Well, she misses the point. The text of the decision at relates to gun bans is descriptive, not prescriptive. Scalia wasn’t endorsing gun-free zones but rather he was pointing out examples of where there have been limitations or restrictions on the 2A that have traditionally comported with the high court’s interpretation of the Constitution. While gun bans in certain instances may not be unconstitutional, that doesn’t mean they’re a smart idea.
2. Carrying a firearm and teaching algebra (or physics or U.S. history) are not mutually exclusive disciplines. A competent individual can do both at the same time without a hitch.
3. Oh, the humanity! My teacher’s gun is visible! So what? Rothman is making a common mistake in that she is becoming too focused on labels. Think about it. Fundamentally, she supports the idea of good guys with guns defending the public from bad guys with guns. In other words, she supports cops and security personnel. She just doesn’t like the idea of a “teacher” carrying a gun. Again, why can’t a teacher learn how to carry, learn how to shoot, learn how to identify a threat, learn how to de-escalate a situation? Are you telling me “teachers” are incapable of learning a new skill? Well, if that’s the case, what the heck are they doing teaching in the first place?
4. It’s called “planning.” And I know teachers have heard of planning because when I went to school teachers taught for half the day and then had the rest of the day to “plan.” Maybe if they took a little time during these precious “planning periods” and actually planned they’d come up with a process and procedure of what to do during an active shooter situation. How about this: Active shooter alert sounds. Teacher locks the door. Teachers draws gun (on person or from locked safe in classroom) while students barricade behind desks. Teachers and students wait behind barricade for instruction from authorities. Should a threat enter the classroom during that time, the teacher engages the threat. I don’t know about you but that plan sounds a lot better than waiting around to die.
5. Guns don’t make us safer… Yeah, I’ve “googled” this before and the reality is this, while the stats on guns and crime are complicated because there are many factors that influence crime what we do know is that following the expiration of the ban on black rifles in 2004 and the widespread adoption of pro-concealed carry laws around the country over the past few decades, violent crime, property crime and the homicide rate have all dropped. Yes, Americans have never been more armed and never more free to carry. The result? Crime is on the decline! So, if it’s true that, as Rothman alleges, when guns are present, “the risk of violence, injury and death skyrocket” why isn’t that reflected in the measurable statistics we have on crime? Why isn’t the murder rate skyrocketing?
Rathmon is the one parroting myths and lies. As I’ve noted in the past, those junk studies that claim violence, injury and death skyrocket when guns are present never account for whether the individual possessing the firearm was a prohibited person, e.g. felon, minor, drug addict, mental defective.

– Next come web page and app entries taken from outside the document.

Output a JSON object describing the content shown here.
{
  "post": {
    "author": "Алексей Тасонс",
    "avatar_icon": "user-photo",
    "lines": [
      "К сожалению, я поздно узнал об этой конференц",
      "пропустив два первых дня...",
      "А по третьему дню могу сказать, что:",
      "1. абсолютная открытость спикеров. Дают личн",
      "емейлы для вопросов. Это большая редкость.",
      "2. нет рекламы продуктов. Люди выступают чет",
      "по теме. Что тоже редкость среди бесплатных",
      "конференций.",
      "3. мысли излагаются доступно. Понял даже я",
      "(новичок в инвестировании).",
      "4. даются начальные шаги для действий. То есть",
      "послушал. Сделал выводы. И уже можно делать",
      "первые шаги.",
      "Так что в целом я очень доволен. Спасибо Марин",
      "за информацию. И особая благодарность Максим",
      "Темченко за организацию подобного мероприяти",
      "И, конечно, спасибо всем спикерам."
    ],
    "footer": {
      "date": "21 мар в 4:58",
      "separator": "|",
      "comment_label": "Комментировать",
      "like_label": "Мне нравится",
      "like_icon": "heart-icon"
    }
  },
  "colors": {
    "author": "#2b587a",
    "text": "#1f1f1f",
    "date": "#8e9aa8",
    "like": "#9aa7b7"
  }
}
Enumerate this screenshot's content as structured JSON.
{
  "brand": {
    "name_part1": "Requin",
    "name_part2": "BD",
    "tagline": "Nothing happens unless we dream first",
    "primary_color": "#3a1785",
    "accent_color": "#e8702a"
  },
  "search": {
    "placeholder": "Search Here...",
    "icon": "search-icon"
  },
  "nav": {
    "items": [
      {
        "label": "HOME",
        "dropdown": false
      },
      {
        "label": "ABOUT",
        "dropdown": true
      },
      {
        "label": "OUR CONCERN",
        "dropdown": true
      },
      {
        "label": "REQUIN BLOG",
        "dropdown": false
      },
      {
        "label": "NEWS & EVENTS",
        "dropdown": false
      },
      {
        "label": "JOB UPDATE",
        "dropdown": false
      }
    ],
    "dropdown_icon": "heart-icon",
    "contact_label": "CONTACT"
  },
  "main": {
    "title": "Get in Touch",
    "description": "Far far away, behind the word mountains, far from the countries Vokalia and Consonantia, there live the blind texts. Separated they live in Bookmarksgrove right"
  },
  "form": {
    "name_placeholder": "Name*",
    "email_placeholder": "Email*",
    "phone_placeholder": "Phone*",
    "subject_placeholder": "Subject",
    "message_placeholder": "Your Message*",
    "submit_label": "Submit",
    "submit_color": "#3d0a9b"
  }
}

When you put guns in the hands of those people, yes, bad things will happen. But that’s not what we’re talking about. We’re talking about responsible, dedicated professionals. We’re talking about giving teachers a choice on whether they wish to have at their disposal a means to defend their lives and the lives of their students. Because whether Rothman wants to admit it or not, using force against force, gun against gun, is the best chance they have to walk away from an encounter with a spree killer.